Dataset:
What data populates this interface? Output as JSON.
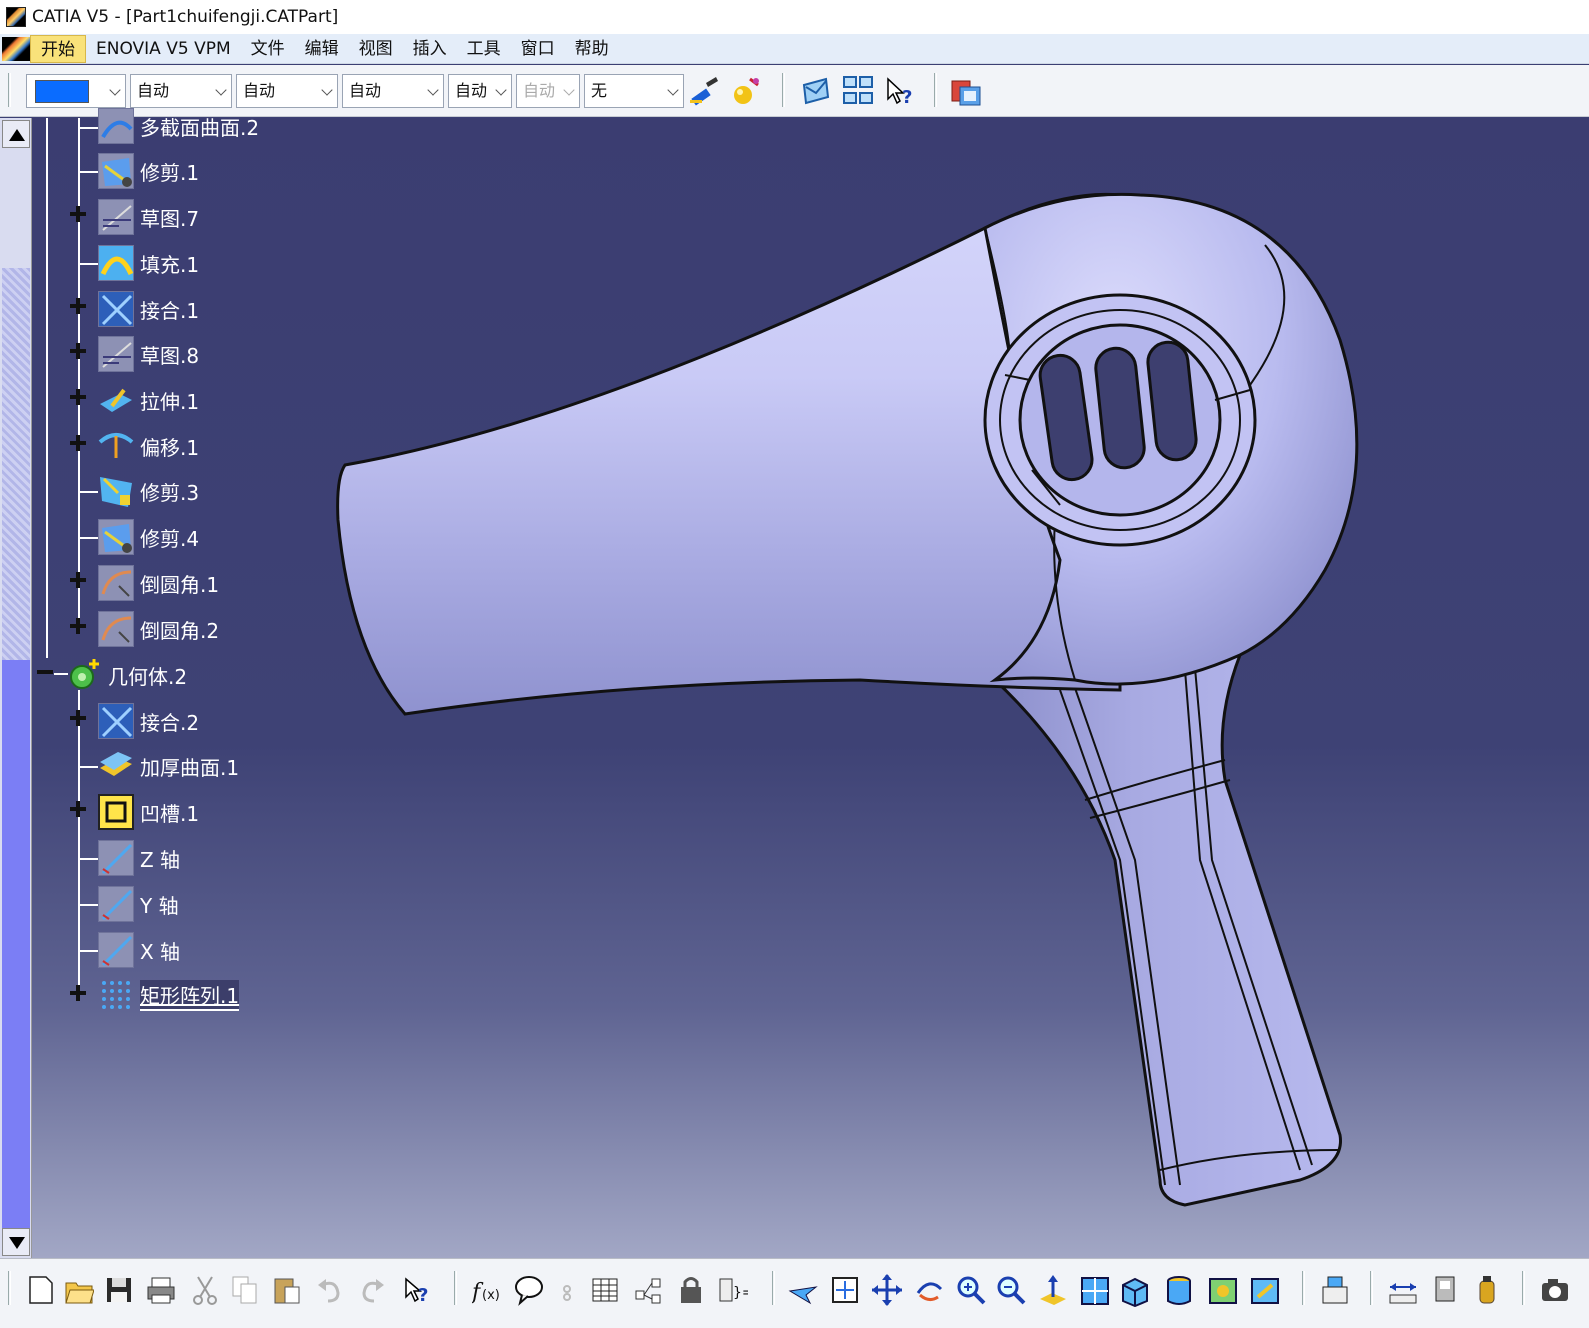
{
  "window": {
    "title": "CATIA V5 - [Part1chuifengji.CATPart]"
  },
  "menu": {
    "items": [
      "开始",
      "ENOVIA V5 VPM",
      "文件",
      "编辑",
      "视图",
      "插入",
      "工具",
      "窗口",
      "帮助"
    ],
    "active_index": 0
  },
  "top_toolbar": {
    "color_combo": {
      "value": "",
      "swatch_color": "#0a6cff"
    },
    "combos": [
      {
        "value": "自动"
      },
      {
        "value": "自动"
      },
      {
        "value": "自动"
      },
      {
        "value": "自动"
      },
      {
        "value": "自动",
        "disabled": true
      },
      {
        "value": "无"
      }
    ],
    "icons": [
      "painter-icon",
      "apply-material-icon",
      "reset-icon",
      "selection-sets-icon",
      "whats-this-icon",
      "catalog-icon"
    ]
  },
  "tree": {
    "nodes": [
      {
        "label": "多截面曲面.2",
        "icon": "multisection-surface-icon",
        "expander": "none"
      },
      {
        "label": "修剪.1",
        "icon": "trim-icon",
        "expander": "none"
      },
      {
        "label": "草图.7",
        "icon": "sketch-icon",
        "expander": "plus"
      },
      {
        "label": "填充.1",
        "icon": "fill-icon",
        "expander": "none"
      },
      {
        "label": "接合.1",
        "icon": "join-icon",
        "expander": "plus"
      },
      {
        "label": "草图.8",
        "icon": "sketch-icon",
        "expander": "plus"
      },
      {
        "label": "拉伸.1",
        "icon": "extrude-icon",
        "expander": "plus"
      },
      {
        "label": "偏移.1",
        "icon": "offset-icon",
        "expander": "plus"
      },
      {
        "label": "修剪.3",
        "icon": "trim-icon",
        "expander": "none"
      },
      {
        "label": "修剪.4",
        "icon": "trim-icon",
        "expander": "none"
      },
      {
        "label": "倒圆角.1",
        "icon": "fillet-icon",
        "expander": "plus"
      },
      {
        "label": "倒圆角.2",
        "icon": "fillet-icon",
        "expander": "plus"
      },
      {
        "label": "几何体.2",
        "icon": "body-icon",
        "expander": "minus"
      },
      {
        "label": "接合.2",
        "icon": "join-icon",
        "expander": "plus"
      },
      {
        "label": "加厚曲面.1",
        "icon": "thick-surface-icon",
        "expander": "none"
      },
      {
        "label": "凹槽.1",
        "icon": "pocket-icon",
        "expander": "plus"
      },
      {
        "label": "Z 轴",
        "icon": "axis-icon",
        "expander": "none"
      },
      {
        "label": "Y 轴",
        "icon": "axis-icon",
        "expander": "none"
      },
      {
        "label": "X 轴",
        "icon": "axis-icon",
        "expander": "none"
      },
      {
        "label": "矩形阵列.1",
        "icon": "rectangular-pattern-icon",
        "expander": "plus",
        "selected": true
      }
    ]
  },
  "viewport": {
    "model": "hair-dryer-3d-model",
    "model_color": "#b9bbef",
    "background_top": "#3b3d71",
    "background_bottom": "#a2a7c5"
  },
  "bottom_toolbar": {
    "icons": [
      "new-icon",
      "open-icon",
      "save-icon",
      "print-icon",
      "cut-icon",
      "copy-icon",
      "paste-icon",
      "undo-icon",
      "redo-icon",
      "whats-this-icon",
      "formula-icon",
      "knowledge-advisor-icon",
      "ordered-set-icon",
      "design-table-icon",
      "reorder-icon",
      "lock-icon",
      "law-icon",
      "fly-mode-icon",
      "fit-all-icon",
      "pan-icon",
      "rotate-icon",
      "zoom-in-icon",
      "zoom-out-icon",
      "normal-view-icon",
      "multi-view-icon",
      "isometric-view-icon",
      "shading-icon",
      "hide-show-icon",
      "swap-visible-space-icon",
      "tools-palette-icon",
      "measure-icon",
      "inertia-icon",
      "apply-material-bottom-icon",
      "capture-icon"
    ]
  }
}
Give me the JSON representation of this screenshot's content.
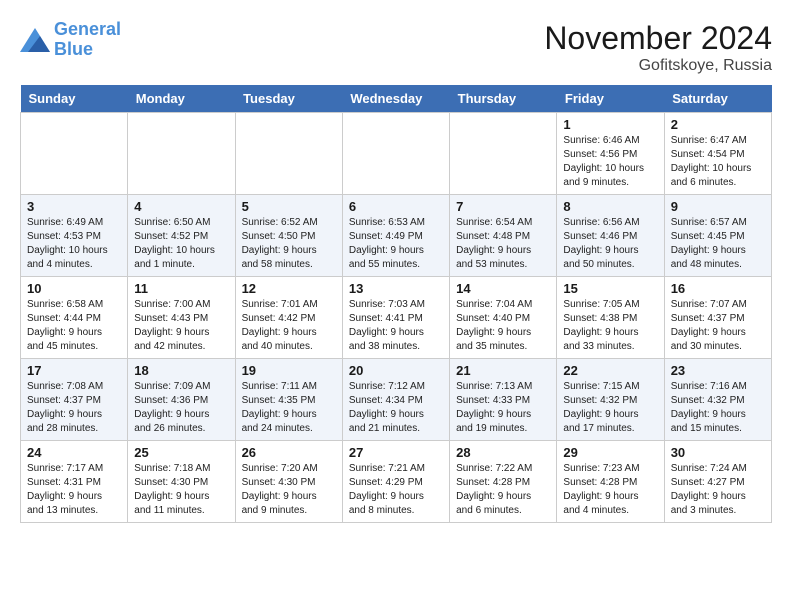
{
  "header": {
    "logo_line1": "General",
    "logo_line2": "Blue",
    "month": "November 2024",
    "location": "Gofitskoye, Russia"
  },
  "weekdays": [
    "Sunday",
    "Monday",
    "Tuesday",
    "Wednesday",
    "Thursday",
    "Friday",
    "Saturday"
  ],
  "weeks": [
    [
      {
        "day": "",
        "info": ""
      },
      {
        "day": "",
        "info": ""
      },
      {
        "day": "",
        "info": ""
      },
      {
        "day": "",
        "info": ""
      },
      {
        "day": "",
        "info": ""
      },
      {
        "day": "1",
        "info": "Sunrise: 6:46 AM\nSunset: 4:56 PM\nDaylight: 10 hours and 9 minutes."
      },
      {
        "day": "2",
        "info": "Sunrise: 6:47 AM\nSunset: 4:54 PM\nDaylight: 10 hours and 6 minutes."
      }
    ],
    [
      {
        "day": "3",
        "info": "Sunrise: 6:49 AM\nSunset: 4:53 PM\nDaylight: 10 hours and 4 minutes."
      },
      {
        "day": "4",
        "info": "Sunrise: 6:50 AM\nSunset: 4:52 PM\nDaylight: 10 hours and 1 minute."
      },
      {
        "day": "5",
        "info": "Sunrise: 6:52 AM\nSunset: 4:50 PM\nDaylight: 9 hours and 58 minutes."
      },
      {
        "day": "6",
        "info": "Sunrise: 6:53 AM\nSunset: 4:49 PM\nDaylight: 9 hours and 55 minutes."
      },
      {
        "day": "7",
        "info": "Sunrise: 6:54 AM\nSunset: 4:48 PM\nDaylight: 9 hours and 53 minutes."
      },
      {
        "day": "8",
        "info": "Sunrise: 6:56 AM\nSunset: 4:46 PM\nDaylight: 9 hours and 50 minutes."
      },
      {
        "day": "9",
        "info": "Sunrise: 6:57 AM\nSunset: 4:45 PM\nDaylight: 9 hours and 48 minutes."
      }
    ],
    [
      {
        "day": "10",
        "info": "Sunrise: 6:58 AM\nSunset: 4:44 PM\nDaylight: 9 hours and 45 minutes."
      },
      {
        "day": "11",
        "info": "Sunrise: 7:00 AM\nSunset: 4:43 PM\nDaylight: 9 hours and 42 minutes."
      },
      {
        "day": "12",
        "info": "Sunrise: 7:01 AM\nSunset: 4:42 PM\nDaylight: 9 hours and 40 minutes."
      },
      {
        "day": "13",
        "info": "Sunrise: 7:03 AM\nSunset: 4:41 PM\nDaylight: 9 hours and 38 minutes."
      },
      {
        "day": "14",
        "info": "Sunrise: 7:04 AM\nSunset: 4:40 PM\nDaylight: 9 hours and 35 minutes."
      },
      {
        "day": "15",
        "info": "Sunrise: 7:05 AM\nSunset: 4:38 PM\nDaylight: 9 hours and 33 minutes."
      },
      {
        "day": "16",
        "info": "Sunrise: 7:07 AM\nSunset: 4:37 PM\nDaylight: 9 hours and 30 minutes."
      }
    ],
    [
      {
        "day": "17",
        "info": "Sunrise: 7:08 AM\nSunset: 4:37 PM\nDaylight: 9 hours and 28 minutes."
      },
      {
        "day": "18",
        "info": "Sunrise: 7:09 AM\nSunset: 4:36 PM\nDaylight: 9 hours and 26 minutes."
      },
      {
        "day": "19",
        "info": "Sunrise: 7:11 AM\nSunset: 4:35 PM\nDaylight: 9 hours and 24 minutes."
      },
      {
        "day": "20",
        "info": "Sunrise: 7:12 AM\nSunset: 4:34 PM\nDaylight: 9 hours and 21 minutes."
      },
      {
        "day": "21",
        "info": "Sunrise: 7:13 AM\nSunset: 4:33 PM\nDaylight: 9 hours and 19 minutes."
      },
      {
        "day": "22",
        "info": "Sunrise: 7:15 AM\nSunset: 4:32 PM\nDaylight: 9 hours and 17 minutes."
      },
      {
        "day": "23",
        "info": "Sunrise: 7:16 AM\nSunset: 4:32 PM\nDaylight: 9 hours and 15 minutes."
      }
    ],
    [
      {
        "day": "24",
        "info": "Sunrise: 7:17 AM\nSunset: 4:31 PM\nDaylight: 9 hours and 13 minutes."
      },
      {
        "day": "25",
        "info": "Sunrise: 7:18 AM\nSunset: 4:30 PM\nDaylight: 9 hours and 11 minutes."
      },
      {
        "day": "26",
        "info": "Sunrise: 7:20 AM\nSunset: 4:30 PM\nDaylight: 9 hours and 9 minutes."
      },
      {
        "day": "27",
        "info": "Sunrise: 7:21 AM\nSunset: 4:29 PM\nDaylight: 9 hours and 8 minutes."
      },
      {
        "day": "28",
        "info": "Sunrise: 7:22 AM\nSunset: 4:28 PM\nDaylight: 9 hours and 6 minutes."
      },
      {
        "day": "29",
        "info": "Sunrise: 7:23 AM\nSunset: 4:28 PM\nDaylight: 9 hours and 4 minutes."
      },
      {
        "day": "30",
        "info": "Sunrise: 7:24 AM\nSunset: 4:27 PM\nDaylight: 9 hours and 3 minutes."
      }
    ]
  ]
}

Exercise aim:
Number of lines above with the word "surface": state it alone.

Written response:
2